For those of you don’t already know me, my name is Eric Reisman. On Feb. 16, 2019 I was elected to serve as President of MHA. After a couple of years away, it feels good to be back in the mix of things.
As humanists, we believe in living life to the fullest! We want to leave this planet better than we found it because we each have only one turn on the big blue ball called Earth.
But what does that look like? How do we spend our days as humanists? How do we contribute to our communities in ways that made a difference?
Last night, close to 1,500 Mississippians didn’t have a place to call home. Some stayed in shelters while others struggled to find a spot to rest in a park or on the streets. Still others likely stayed up all night, afraid to close their eyes underneath the dark sky.
Many are adults on their own, attempting to figure out how to survive. Others are families working to stay together during terrible circumstances. Then, there are unaccompanied children, trying to navigate a harsh reality as they move closer to adulthood.
Since I am not running for re-election to the MHA Board of Directors this year, my service on the MHA board comes to a close on February 16.
I am privileged to have been able to serve the MHA membership for the last four years, and I believe we have put together a strong foundation for continued success as we grow our membership and do good without any god here in Mississippi. We continue to show Mississippi that we believe in good!

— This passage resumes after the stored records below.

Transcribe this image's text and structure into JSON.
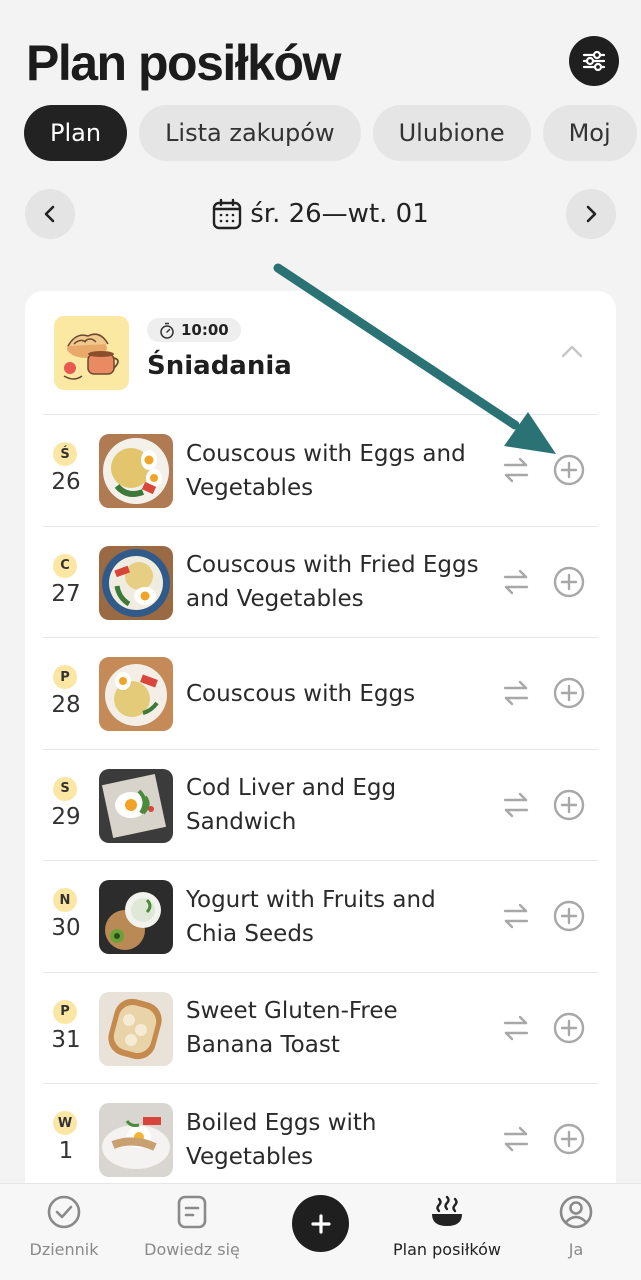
{
  "header": {
    "title": "Plan posiłków",
    "filter_icon": "sliders-icon"
  },
  "tabs": [
    {
      "label": "Plan",
      "active": true
    },
    {
      "label": "Lista zakupów",
      "active": false
    },
    {
      "label": "Ulubione",
      "active": false
    },
    {
      "label": "Moj",
      "active": false
    }
  ],
  "date_nav": {
    "range": "śr. 26—wt. 01",
    "prev_icon": "chevron-left-icon",
    "next_icon": "chevron-right-icon",
    "calendar_icon": "calendar-icon"
  },
  "meal": {
    "time": "10:00",
    "title": "Śniadania",
    "timer_icon": "stopwatch-icon"
  },
  "items": [
    {
      "day_letter": "Ś",
      "day_num": "26",
      "name": "Couscous with Eggs and Vegetables"
    },
    {
      "day_letter": "C",
      "day_num": "27",
      "name": "Couscous with Fried Eggs and Vegetables"
    },
    {
      "day_letter": "P",
      "day_num": "28",
      "name": "Couscous with Eggs"
    },
    {
      "day_letter": "S",
      "day_num": "29",
      "name": "Cod Liver and Egg Sandwich"
    },
    {
      "day_letter": "N",
      "day_num": "30",
      "name": "Yogurt with Fruits and Chia Seeds"
    },
    {
      "day_letter": "P",
      "day_num": "31",
      "name": "Sweet Gluten-Free Banana Toast"
    },
    {
      "day_letter": "W",
      "day_num": "1",
      "name": "Boiled Eggs with Vegetables"
    }
  ],
  "bottom_nav": [
    {
      "label": "Dziennik",
      "icon": "check-circle-icon"
    },
    {
      "label": "Dowiedz się",
      "icon": "article-icon"
    },
    {
      "label": "",
      "icon": "plus-icon"
    },
    {
      "label": "Plan posiłków",
      "icon": "bowl-icon",
      "active": true
    },
    {
      "label": "Ja",
      "icon": "profile-icon"
    }
  ],
  "colors": {
    "accent_dark": "#1f1f1f",
    "badge_yellow": "#fbe6a3",
    "annotation_arrow": "#2b7274"
  }
}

When John Lennon told us to imagine a world with no religion, those of us in the United States tried really hard, but it seemed pretty impossible. After all, religion is everywhere here. It’s even on our money.
Fortunately, the people in the UK are no longer imagining this mystical world. They’re living in it, according to a HuffPost/Survation poll of 2,004 Brits. It turns out that Britons are a lot less religious than Americans, and they don’t think you have to be Christian to be moral.
The MHA Annual Membership Meeting will be on Feb. 16 in Jackson, MS, and it’s going to be an exciting one. We have five people running for three positions, so your vote matters.
As we get closer to the election, we will send you more information about the candidates and give you the chance to vote via email. You can also vote in person at our membership meeting.
More than half of the residents in 11 Southern states believe the United States was founded as an explicitly Christian nation, according to the Winthrop Poll Southern Focus Survey. This doesn’t come as a surprise to anyone who lives in the Bible Belt. You probably don’t have to think back too far to remember the last time someone made that claim.
While humanists aren’t surprised by the results of the poll, religious southerners might be shocked by the truth.
Many of the founding fathers were so skeptical about religion they would have a hard time getting elected today.
Don’t let the warm air fool you. December is in full swing and it’s almost time for Christmas. You likely celebrate in some way or another each year, but how much do you really know about Christmas?
Check out some little-known facts about this December tradition, and feel free to use them the next time someone accuses you of engaging in a “war on Christmas.”
It has been a big year for the MHA. Jim Helton of American Atheists spoke to our group in July, and we have solidified our presence in Hattiesburg. We aren’t stopping there, either. Next week, the MHA is making its first trip to Starkville, where we will host a lunch.
Offering events and expanding to new places is expensive. With your help, the MHA can continue to grow.
Last month, the MHA became aware that Governor Phil Bryant created a video endorsing the PULSE movement. The organization is coming to Mississippi in April 2019, and Governor Bryant used his position as a public official to endorse the event. This is a clear violation of the separation of church and state, and the MHA took immediate action.
As a humanist group in Mississippi, we get a lot of commentary from Christian folks, mainly telling us we are of Satan, we need Jesus, to shut up, to move. In reading such comments, we can tell that these people, and the public in general, has little to no understanding of humanism and what it entails.
Did you ever hear about Logan, a tall teen from Holly Springs, North Carolina? The 17-year old is 6’7”, and as you can imagine, his height became quite the conversation starter. People constantly asked the kid about his height, and after a while, he got tired of answering the same questions over and over again.
Guess what he did? He had a business card made up with all the answers to the most common questions.